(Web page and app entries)
══════════
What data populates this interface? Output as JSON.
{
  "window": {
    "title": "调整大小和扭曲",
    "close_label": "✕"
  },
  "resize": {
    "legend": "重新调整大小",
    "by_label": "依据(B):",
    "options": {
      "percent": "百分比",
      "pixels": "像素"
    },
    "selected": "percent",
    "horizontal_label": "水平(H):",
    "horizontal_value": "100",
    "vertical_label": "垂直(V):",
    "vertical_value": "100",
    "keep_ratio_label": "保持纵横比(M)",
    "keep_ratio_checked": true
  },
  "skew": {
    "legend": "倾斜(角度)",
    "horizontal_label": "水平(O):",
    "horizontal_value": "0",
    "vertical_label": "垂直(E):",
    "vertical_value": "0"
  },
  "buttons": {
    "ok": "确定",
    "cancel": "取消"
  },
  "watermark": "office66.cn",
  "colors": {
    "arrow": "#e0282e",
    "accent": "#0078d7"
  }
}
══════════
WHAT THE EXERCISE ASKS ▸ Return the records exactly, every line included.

REPLY ▸
What data populates this interface? Output as JSON.
{
  "window": {
    "title": "调整大小和扭曲",
    "close_label": "✕"
  },
  "resize": {
    "legend": "重新调整大小",
    "by_label": "依据(B):",
    "options": {
      "percent": "百分比",
      "pixels": "像素"
    },
    "selected": "percent",
    "horizontal_label": "水平(H):",
    "horizontal_value": "100",
    "vertical_label": "垂直(V):",
    "vertical_value": "100",
    "keep_ratio_label": "保持纵横比(M)",
    "keep_ratio_checked": true
  },
  "skew": {
    "legend": "倾斜(角度)",
    "horizontal_label": "水平(O):",
    "horizontal_value": "0",
    "vertical_label": "垂直(E):",
    "vertical_value": "0"
  },
  "buttons": {
    "ok": "确定",
    "cancel": "取消"
  },
  "watermark": "office66.cn",
  "colors": {
    "arrow": "#e0282e",
    "accent": "#0078d7"
  }
}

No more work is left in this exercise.